School Board to Review Campus Safety Plans


By Daniel Langhorne | LB Indy

At its Feb. 13 meeting, the Laguna Beach Unified School District’s Board of Education is slated to review a state-mandated safety plan for how district employees will respond to natural and man-made emergencies.

LBUSD will review a state-mandated safety plan for responding to emergencies at its Feb. 13 meeting. The review comes in the wake of a successful campaign by parents of El Morro Elementary students to lobby city and school district officials to ramp up police services at the campus.

The meeting comes in the wake of a successful campaign by the parents of El Morro Elementary School students to lobby city and school district officials to ramp-up police services at the campus. School Resource Officer Fred Yielding was selected last month by the Laguna Beach Police Department to join Cpl. Cornelius Ashton in supporting Laguna Beach Unified students and employees.

Orange County Sheriff Don Barnes also signed a letter last September reaffirming an inter-jurisdictional agreement that allows Laguna Beach officers to respond to 911 calls for service at El Morro, even though the campus sits in unincorporated county land.

Angela Harris, El Morro’s parent liaison to the district-wide School Safety Planning Committee, said parents are pleased with police and school district leaders’ responsiveness to their concerns.

“Not only are you seeing more presence on the campus but you’re also seeing our area patrolled, which I think is putting a lot of parents at ease,” Harris said.

Parents are still concerned that 911 calls dialed from cell phones at and around El Morro are routed to the Orange County Sheriff’s Department’s Emergency Communications Bureau. State law requires that telecommunications companies route emergency calls for service to the agency that ultimately responds to the majority of calls from a certain cell tower.

Emergency calls from landlines at El Morro are answered by Laguna Beach police.

“We don’t have the cell tower worked out,” Harris. “[The inter-jurisdictional agreement] is solving that problem in the meantime.”

Notably, the safety plan directs administrative staff who suspect any person of possessing a weapon on campus, in a non-threatening situation, to notify law enforcement by calling 949-497-0701, which is the general line for Laguna Beach police. Parents have asked for a phone number that would go directly to the watch commander or dispatch supervisor.

This discrepancy seems like an oversight that would get fixed by district administrators before the school board approves the safety plan, Harris said.

At the Jan. 16 school board meeting, board member Dee Perry asked district staffers’ if school buildings are equipped with bullet-proof windows. Jeff Dixon, assistant superintendent of business services, said the district hasn’t installed bullet-proof glass windows, but it has placed a ballistic film over windows at the administration offices at all three school sites. The film won’t stop a bullet but it prevents a person from getting through the glass, Dixon said.

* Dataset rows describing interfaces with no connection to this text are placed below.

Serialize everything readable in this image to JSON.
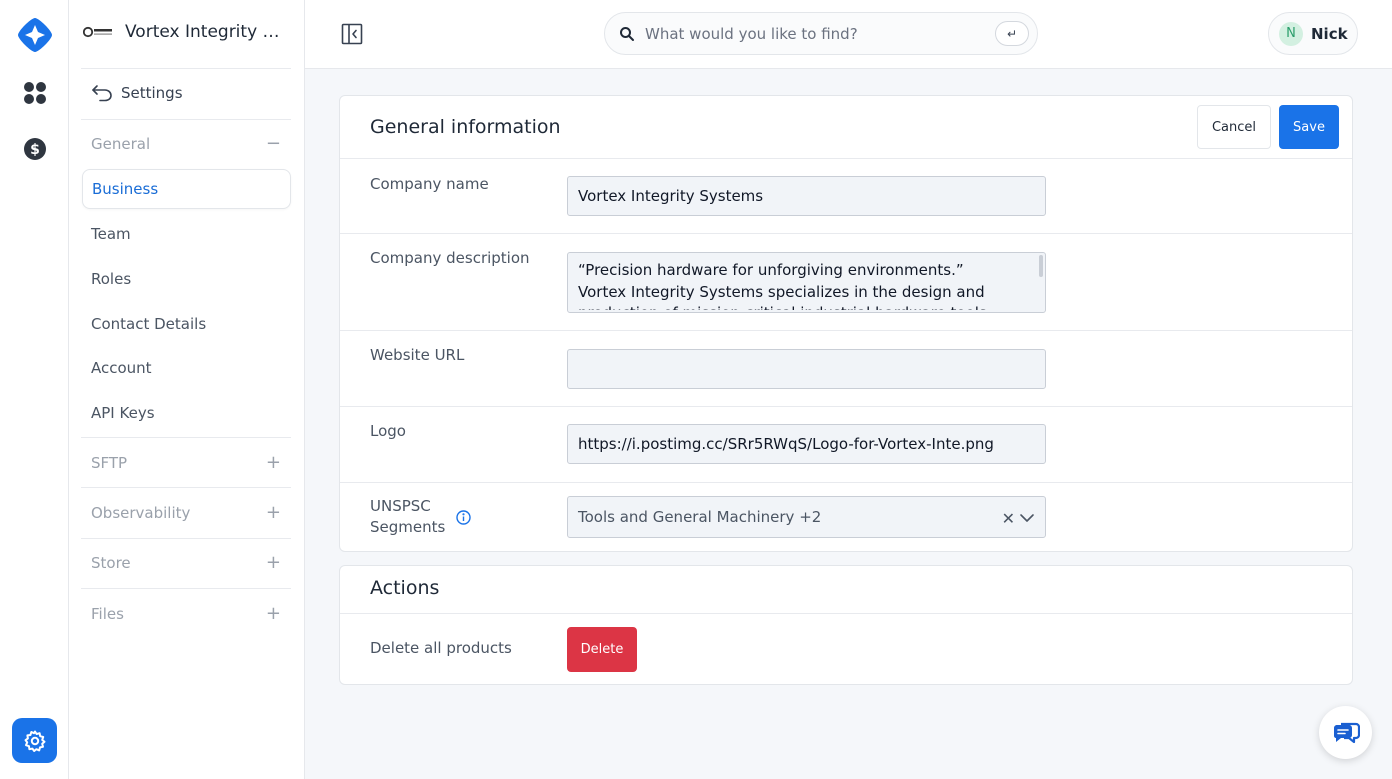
{
  "rail": {
    "logo_icon": "diamond-logo-icon",
    "items": [
      {
        "icon": "apps-grid-icon"
      },
      {
        "icon": "dollar-circle-icon"
      }
    ],
    "settings_icon": "gear-icon",
    "accent": "#1a73e8"
  },
  "sidebar": {
    "org_name": "Vortex Integrity Systems",
    "back_label": "Settings",
    "groups": [
      {
        "label": "General",
        "toggle": "−",
        "items": [
          "Business",
          "Team",
          "Roles",
          "Contact Details",
          "Account",
          "API Keys"
        ],
        "active": "Business"
      },
      {
        "label": "SFTP",
        "toggle": "+"
      },
      {
        "label": "Observability",
        "toggle": "+"
      },
      {
        "label": "Store",
        "toggle": "+"
      },
      {
        "label": "Files",
        "toggle": "+"
      }
    ]
  },
  "topbar": {
    "search_placeholder": "What would you like to find?",
    "enter_key": "↵",
    "user": {
      "initial": "N",
      "name": "Nick"
    }
  },
  "general_info": {
    "title": "General information",
    "cancel_label": "Cancel",
    "save_label": "Save",
    "fields": {
      "company_name": {
        "label": "Company name",
        "value": "Vortex Integrity Systems"
      },
      "company_description": {
        "label": "Company description",
        "lines": [
          "“Precision hardware for unforgiving environments.”",
          "Vortex Integrity Systems specializes in the design and",
          "production of mission-critical industrial hardware tools"
        ]
      },
      "website_url": {
        "label": "Website URL",
        "value": ""
      },
      "logo": {
        "label": "Logo",
        "value": "https://i.postimg.cc/SRr5RWqS/Logo-for-Vortex-Inte.png"
      },
      "unspsc": {
        "label_line1": "UNSPSC",
        "label_line2": "Segments",
        "value": "Tools and General Machinery +2",
        "clear": "✕"
      }
    }
  },
  "actions": {
    "title": "Actions",
    "delete_products_label": "Delete all products",
    "delete_label": "Delete",
    "danger_color": "#dc3545"
  }
}
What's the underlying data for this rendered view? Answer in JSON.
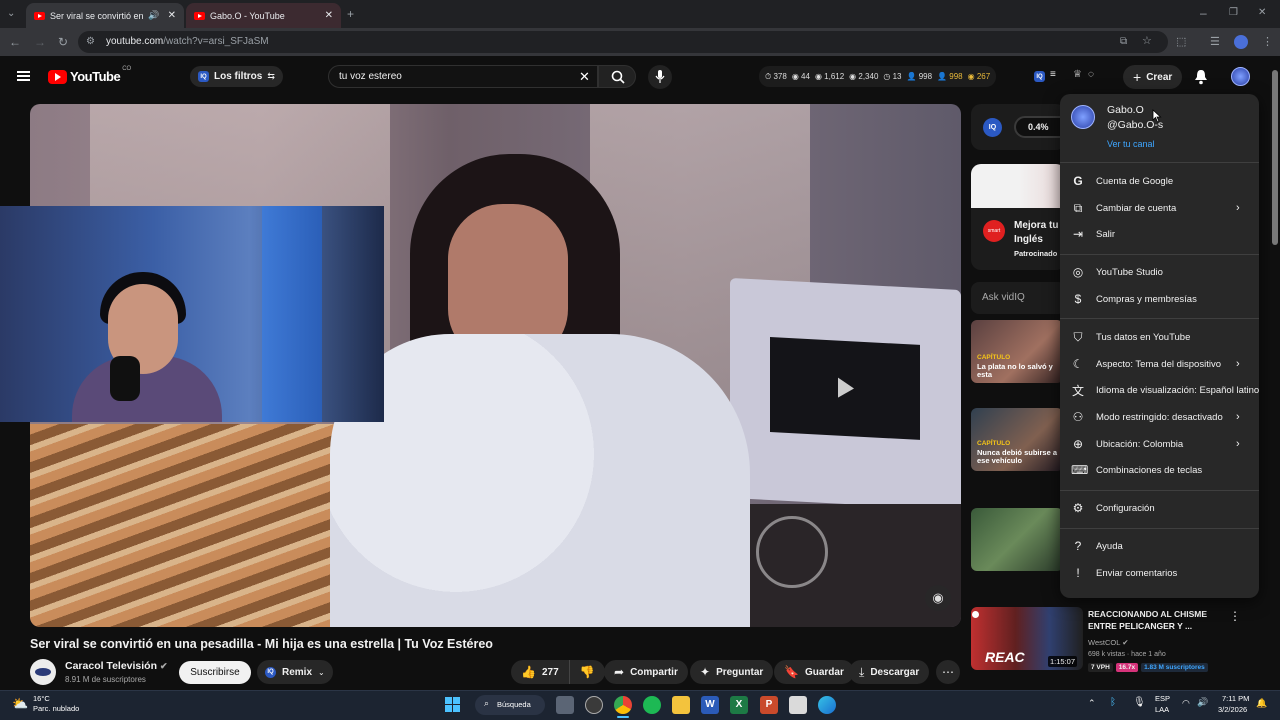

The district recently requested a safety review of its facilities by the Orange County Intelligence Assessment Center, which is operated by Orange County Sheriff staffers. District staffers have implemented all of the Center’s recommendations, Dixon said.

The school board is scheduled to meet at 6 p.m. on Feb. 13, at the Laguna Beach Unified School District headquarters, 550 Blumont Street.

Share this:


Please enter your comment!
Please enter your name here